Task description. What you return should match the entries below exactly, only without the images.
• • • • • • •
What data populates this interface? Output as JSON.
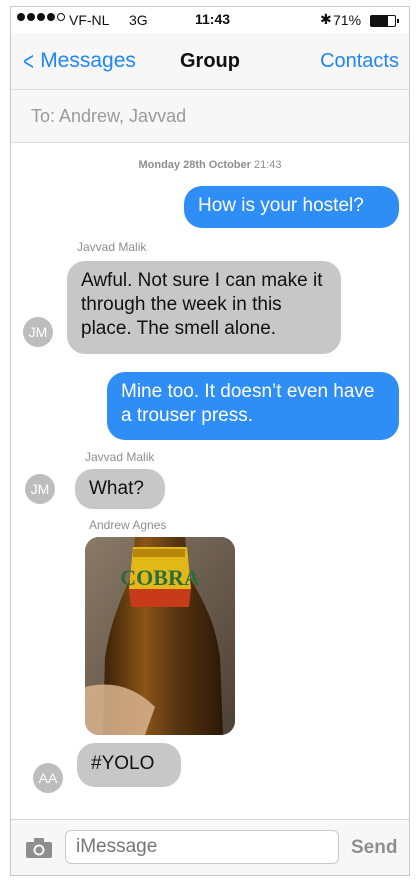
{
  "status_bar": {
    "carrier": "VF-NL",
    "network": "3G",
    "time": "11:43",
    "bluetooth_icon": "bluetooth-icon",
    "battery_percent": "71%",
    "battery_level": 0.71,
    "signal_strength": 4
  },
  "nav": {
    "back_label": "Messages",
    "title": "Group",
    "contacts_label": "Contacts"
  },
  "to_bar": {
    "text": "To: Andrew, Javvad"
  },
  "timestamp": {
    "day": "Monday 28th October",
    "time": "21:43"
  },
  "messages": [
    {
      "direction": "out",
      "text": "How is your hostel?"
    },
    {
      "direction": "in",
      "sender": "Javvad Malik",
      "initials": "JM",
      "text": "Awful. Not sure I can make it through the week in this place. The smell alone."
    },
    {
      "direction": "out",
      "text": "Mine too. It doesn’t even have a trouser press."
    },
    {
      "direction": "in",
      "sender": "Javvad Malik",
      "initials": "JM",
      "text": "What?"
    },
    {
      "direction": "in",
      "sender": "Andrew Agnes",
      "initials": "AA",
      "image": "beer-bottle-photo",
      "image_label": "COBRA",
      "text": "#YOLO"
    }
  ],
  "input_bar": {
    "camera_icon": "camera-icon",
    "placeholder": "iMessage",
    "send_label": "Send"
  },
  "colors": {
    "accent": "#1e86f5",
    "outgoing": "#2f8df6",
    "incoming": "#c7c7c7"
  }
}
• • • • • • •
Result.
What data populates this interface? Output as JSON.
{
  "status_bar": {
    "carrier": "VF-NL",
    "network": "3G",
    "time": "11:43",
    "bluetooth_icon": "bluetooth-icon",
    "battery_percent": "71%",
    "battery_level": 0.71,
    "signal_strength": 4
  },
  "nav": {
    "back_label": "Messages",
    "title": "Group",
    "contacts_label": "Contacts"
  },
  "to_bar": {
    "text": "To: Andrew, Javvad"
  },
  "timestamp": {
    "day": "Monday 28th October",
    "time": "21:43"
  },
  "messages": [
    {
      "direction": "out",
      "text": "How is your hostel?"
    },
    {
      "direction": "in",
      "sender": "Javvad Malik",
      "initials": "JM",
      "text": "Awful. Not sure I can make it through the week in this place. The smell alone."
    },
    {
      "direction": "out",
      "text": "Mine too. It doesn’t even have a trouser press."
    },
    {
      "direction": "in",
      "sender": "Javvad Malik",
      "initials": "JM",
      "text": "What?"
    },
    {
      "direction": "in",
      "sender": "Andrew Agnes",
      "initials": "AA",
      "image": "beer-bottle-photo",
      "image_label": "COBRA",
      "text": "#YOLO"
    }
  ],
  "input_bar": {
    "camera_icon": "camera-icon",
    "placeholder": "iMessage",
    "send_label": "Send"
  },
  "colors": {
    "accent": "#1e86f5",
    "outgoing": "#2f8df6",
    "incoming": "#c7c7c7"
  }
}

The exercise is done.